(Stored records)
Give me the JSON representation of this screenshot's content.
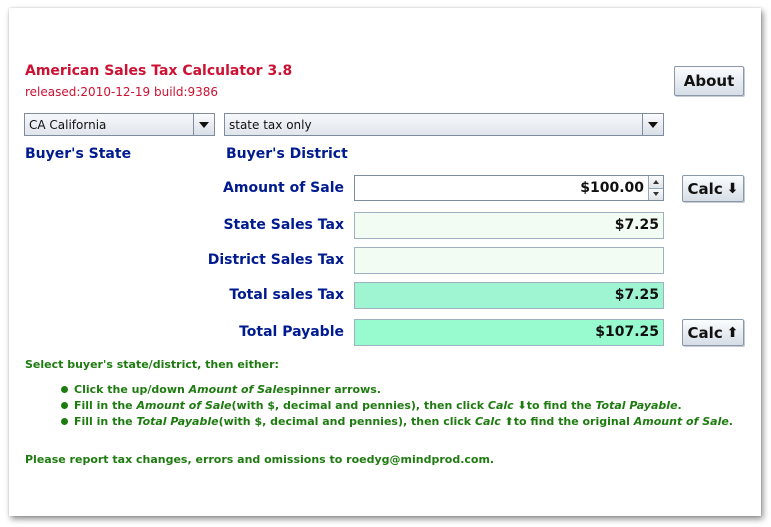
{
  "app": {
    "title": "American Sales Tax Calculator 3.8",
    "subtitle": "released:2010-12-19 build:9386",
    "about_label": "About"
  },
  "selectors": {
    "state_value": "CA California",
    "district_value": "state tax only",
    "state_label": "Buyer's State",
    "district_label": "Buyer's District"
  },
  "fields": {
    "amount_of_sale": {
      "label": "Amount of Sale",
      "value": "$100.00"
    },
    "state_sales_tax": {
      "label": "State Sales Tax",
      "value": "$7.25"
    },
    "district_sales_tax": {
      "label": "District Sales Tax",
      "value": ""
    },
    "total_sales_tax": {
      "label": "Total sales Tax",
      "value": "$7.25"
    },
    "total_payable": {
      "label": "Total Payable",
      "value": "$107.25"
    }
  },
  "buttons": {
    "calc_down_label": "Calc",
    "calc_down_arrow": "⬇",
    "calc_up_label": "Calc",
    "calc_up_arrow": "⬆"
  },
  "instructions": {
    "intro": "Select buyer's state/district, then either:",
    "b1_a": "Click the up/down ",
    "b1_b": "Amount of Sale",
    "b1_c": " spinner arrows.",
    "b2_a": "Fill in the ",
    "b2_b": "Amount of Sale",
    "b2_c": " (with $, decimal and pennies), then click ",
    "b2_d": "Calc ⬇",
    "b2_e": " to find the ",
    "b2_f": "Total Payable",
    "b2_g": ".",
    "b3_a": "Fill in the ",
    "b3_b": "Total Payable",
    "b3_c": " (with $, decimal and pennies), then click ",
    "b3_d": "Calc ⬆",
    "b3_e": " to find the original ",
    "b3_f": "Amount of Sale",
    "b3_g": ".",
    "footer": "Please report tax changes, errors and omissions to roedyg@mindprod.com."
  },
  "colors": {
    "title_red": "#cc1133",
    "label_blue": "#001b8f",
    "instruction_green": "#1e7b10",
    "state_tax_bg": "#f2fcf2",
    "district_tax_bg": "#f2fcf2",
    "total_tax_bg": "#9ff5d2",
    "total_payable_bg": "#98fbd0"
  },
  "icons": {
    "combo_dropdown": "triangle-down-icon",
    "spinner_up": "triangle-up-icon",
    "spinner_down": "triangle-down-icon",
    "calc_down": "arrow-down-icon",
    "calc_up": "arrow-up-icon",
    "bullet": "bullet-dot-icon"
  }
}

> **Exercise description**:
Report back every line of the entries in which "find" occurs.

> **Completed exercise**:
    "b2_e": " to find the ",
    "b3_e": " to find the original ",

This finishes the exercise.